| Exercise details |
Report every line in the records below that holds the word "Токен".

(Data records for software interfaces)
::::::::
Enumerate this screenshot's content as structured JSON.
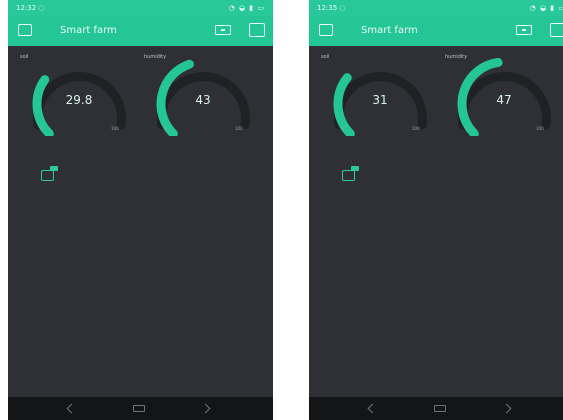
{
  "screens": [
    {
      "status": {
        "time": "12:32 ◌",
        "icons": "◔ ◒ ▮ ▭"
      },
      "header": {
        "title": "Smart farm"
      },
      "gauges": [
        {
          "label": "soil",
          "value": "29.8",
          "min": "0",
          "max": "100",
          "level": 0.298
        },
        {
          "label": "humidity",
          "value": "43",
          "min": "0",
          "max": "100",
          "level": 0.43
        }
      ],
      "widget_icon": "widget-device-icon"
    },
    {
      "status": {
        "time": "12:35 ◌",
        "icons": "◔ ◒ ▮ ▭"
      },
      "header": {
        "title": "Smart farm"
      },
      "gauges": [
        {
          "label": "soil",
          "value": "31",
          "min": "0",
          "max": "100",
          "level": 0.31
        },
        {
          "label": "humidity",
          "value": "47",
          "min": "0",
          "max": "100",
          "level": 0.47
        }
      ],
      "widget_icon": "widget-device-icon"
    }
  ],
  "colors": {
    "accent": "#23c694",
    "background": "#2e3035",
    "gauge_track": "#1f2125",
    "nav_bar": "#141516"
  }
}
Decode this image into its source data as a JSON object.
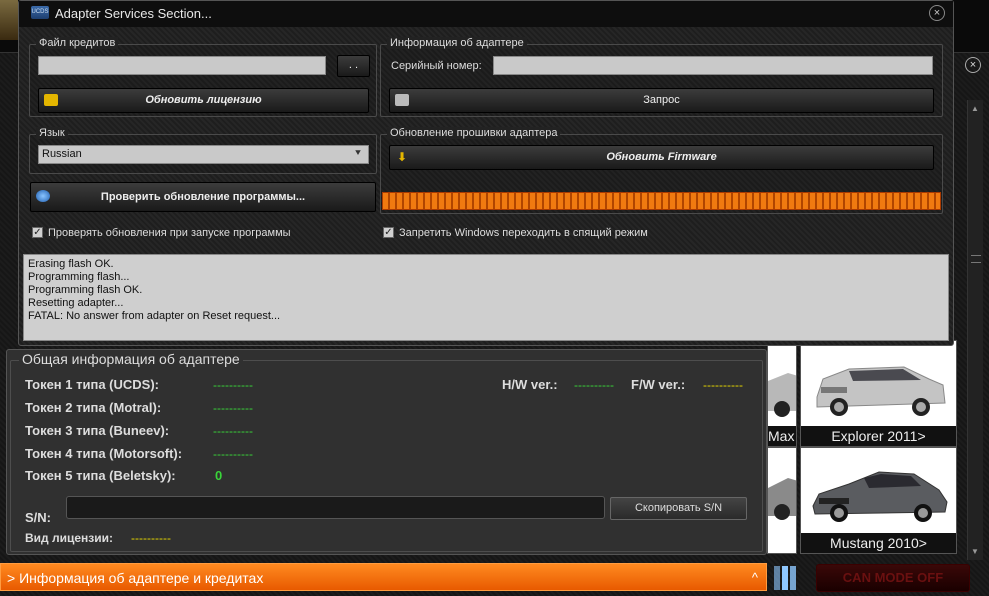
{
  "dialog": {
    "title": "Adapter Services Section...",
    "icon_text": "UCDS",
    "close_glyph": "×"
  },
  "credits": {
    "label": "Файл кредитов",
    "browse_label": ". .",
    "update_license_label": "Обновить лицензию"
  },
  "adapter_info": {
    "label": "Информация об адаптере",
    "serial_label": "Серийный номер:",
    "request_label": "Запрос"
  },
  "language": {
    "label": "Язык",
    "selected": "Russian"
  },
  "firmware": {
    "label": "Обновление прошивки адаптера",
    "update_label": "Обновить Firmware",
    "progress": 1.0
  },
  "check_update_label": "Проверить обновление программы...",
  "checkboxes": {
    "check_on_start": "Проверять обновления при запуске программы",
    "prevent_sleep": "Запретить Windows переходить в спящий режим"
  },
  "log": [
    "Erasing flash OK.",
    "Programming flash...",
    "Programming flash OK.",
    "Resetting adapter...",
    "FATAL: No answer from adapter on Reset request..."
  ],
  "info_panel": {
    "title": "Общая информация об адаптере",
    "tokens": [
      {
        "label": "Токен 1 типа (UCDS):",
        "value": "----------"
      },
      {
        "label": "Токен 2 типа (Motral):",
        "value": "----------"
      },
      {
        "label": "Токен 3 типа (Buneev):",
        "value": "----------"
      },
      {
        "label": "Токен 4 типа (Motorsoft):",
        "value": "----------"
      },
      {
        "label": "Токен 5 типа (Beletsky):",
        "value": "0"
      }
    ],
    "hw_label": "H/W ver.:",
    "hw_value": "----------",
    "fw_label": "F/W ver.:",
    "fw_value": "----------",
    "sn_label": "S/N:",
    "copy_label": "Скопировать S/N",
    "license_label": "Вид лицензии:",
    "license_value": "----------"
  },
  "bottom_bar": {
    "label": "> Информация об адаптере и кредитах",
    "chevron": "^"
  },
  "background": {
    "cards": [
      "Explorer 2011>",
      "Mustang 2010>"
    ],
    "partial_cards": [
      "Max",
      ""
    ],
    "can_mode": "CAN MODE OFF"
  },
  "colors": {
    "accent_orange": "#f07a10",
    "dash_green": "#39d439",
    "dash_yellow": "#e8d800"
  }
}
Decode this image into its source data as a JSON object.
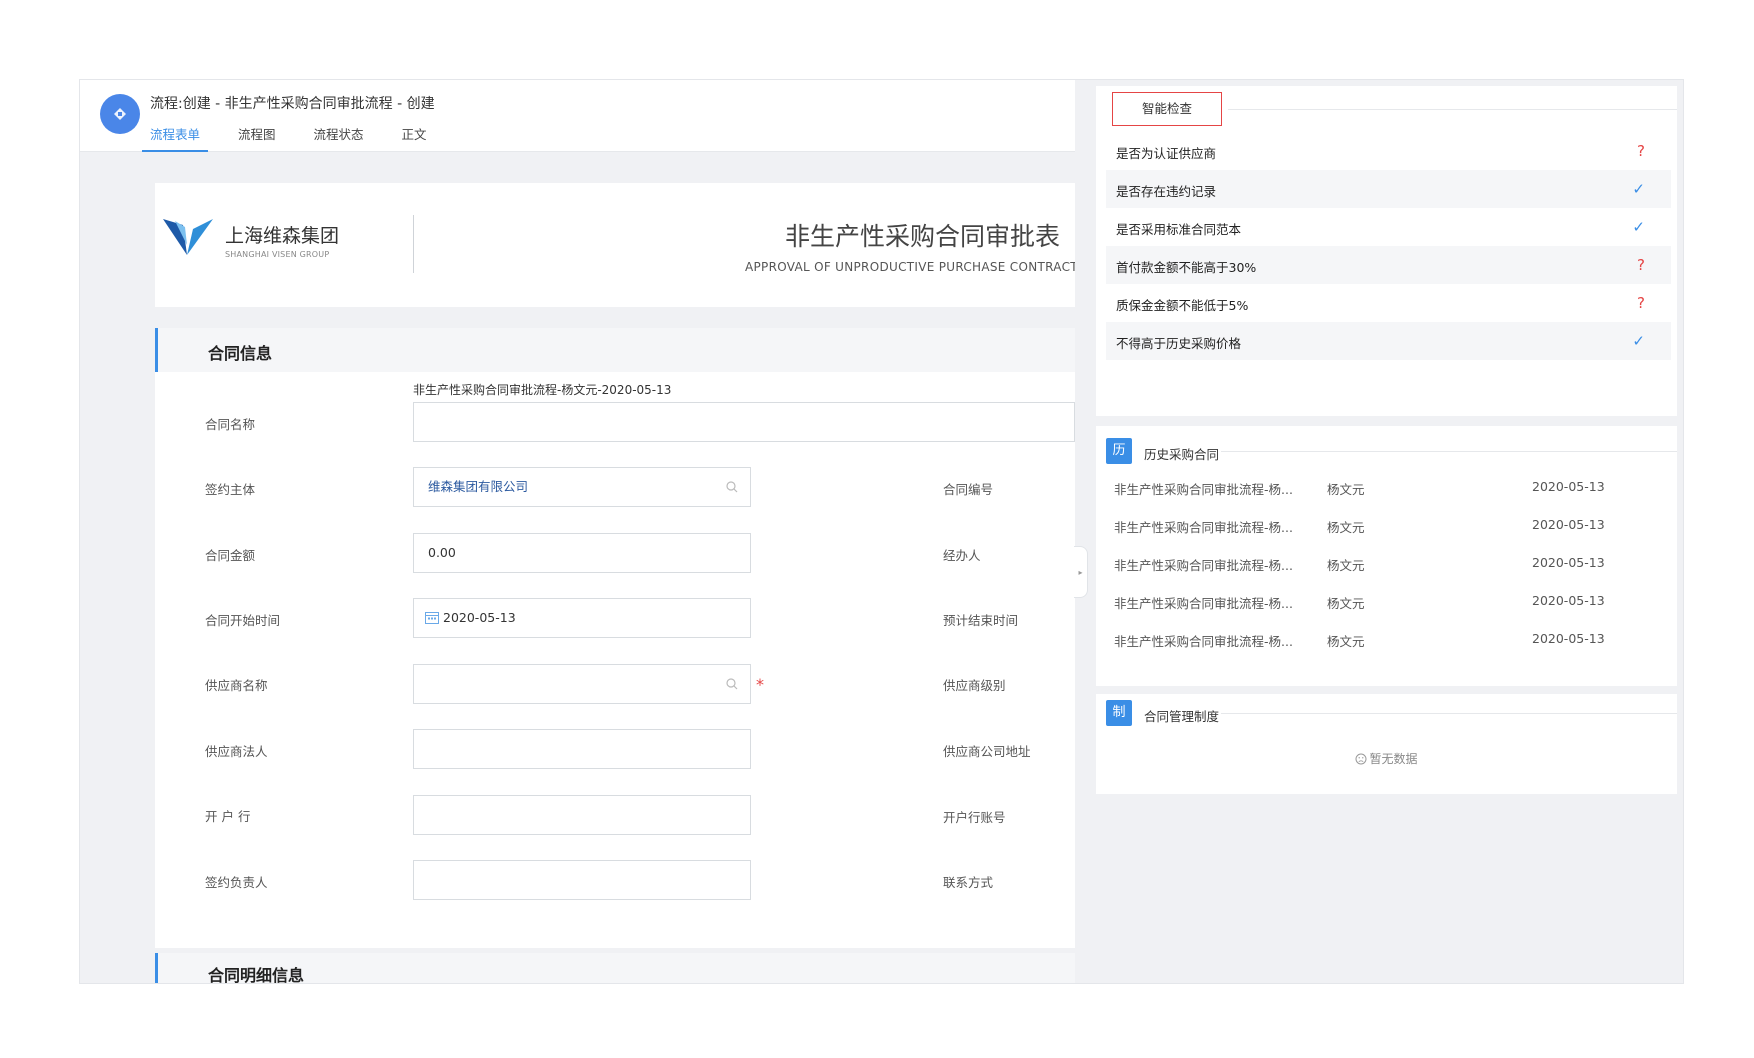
{
  "header": {
    "title": "流程:创建 - 非生产性采购合同审批流程 - 创建",
    "tabs": [
      {
        "label": "流程表单",
        "active": true
      },
      {
        "label": "流程图",
        "active": false
      },
      {
        "label": "流程状态",
        "active": false
      },
      {
        "label": "正文",
        "active": false
      }
    ]
  },
  "doc": {
    "company_name": "上海维森集团",
    "company_en": "SHANGHAI VISEN GROUP",
    "title": "非生产性采购合同审批表",
    "subtitle": "APPROVAL OF UNPRODUCTIVE PURCHASE CONTRACT F"
  },
  "contract_section": {
    "title": "合同信息",
    "name_above_value": "非生产性采购合同审批流程-杨文元-2020-05-13",
    "fields": {
      "contract_name": {
        "label": "合同名称",
        "value": ""
      },
      "signing_party": {
        "label": "签约主体",
        "value": "维森集团有限公司"
      },
      "contract_no": {
        "label": "合同编号"
      },
      "amount": {
        "label": "合同金额",
        "value": "0.00"
      },
      "handler": {
        "label": "经办人"
      },
      "start_date": {
        "label": "合同开始时间",
        "value": "2020-05-13"
      },
      "end_date": {
        "label": "预计结束时间"
      },
      "supplier_name": {
        "label": "供应商名称",
        "value": "",
        "required_mark": "*"
      },
      "supplier_level": {
        "label": "供应商级别"
      },
      "supplier_legal": {
        "label": "供应商法人",
        "value": ""
      },
      "supplier_address": {
        "label": "供应商公司地址"
      },
      "bank": {
        "label": "开 户 行",
        "value": ""
      },
      "bank_account": {
        "label": "开户行账号"
      },
      "signer": {
        "label": "签约负责人",
        "value": ""
      },
      "contact": {
        "label": "联系方式"
      }
    }
  },
  "detail_section": {
    "title": "合同明细信息"
  },
  "smart_check": {
    "button_label": "智能检查",
    "items": [
      {
        "label": "是否为认证供应商",
        "status": "?"
      },
      {
        "label": "是否存在违约记录",
        "status": "✓"
      },
      {
        "label": "是否采用标准合同范本",
        "status": "✓"
      },
      {
        "label": "首付款金额不能高于30%",
        "status": "?"
      },
      {
        "label": "质保金金额不能低于5%",
        "status": "?"
      },
      {
        "label": "不得高于历史采购价格",
        "status": "✓"
      }
    ]
  },
  "history": {
    "badge": "历",
    "title": "历史采购合同",
    "rows": [
      {
        "name": "非生产性采购合同审批流程-杨...",
        "person": "杨文元",
        "date": "2020-05-13"
      },
      {
        "name": "非生产性采购合同审批流程-杨...",
        "person": "杨文元",
        "date": "2020-05-13"
      },
      {
        "name": "非生产性采购合同审批流程-杨...",
        "person": "杨文元",
        "date": "2020-05-13"
      },
      {
        "name": "非生产性采购合同审批流程-杨...",
        "person": "杨文元",
        "date": "2020-05-13"
      },
      {
        "name": "非生产性采购合同审批流程-杨...",
        "person": "杨文元",
        "date": "2020-05-13"
      }
    ]
  },
  "policy": {
    "badge": "制",
    "title": "合同管理制度",
    "empty_text": "暂无数据"
  },
  "colors": {
    "accent": "#3a8ee6",
    "danger": "#e54545"
  }
}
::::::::
| Solved problem |
        "label": "Токен 1 типа (UCDS):",
        "label": "Токен 2 типа (Motral):",
        "label": "Токен 3 типа (Buneev):",
        "label": "Токен 4 типа (Motorsoft):",
        "label": "Токен 5 типа (Beletsky):",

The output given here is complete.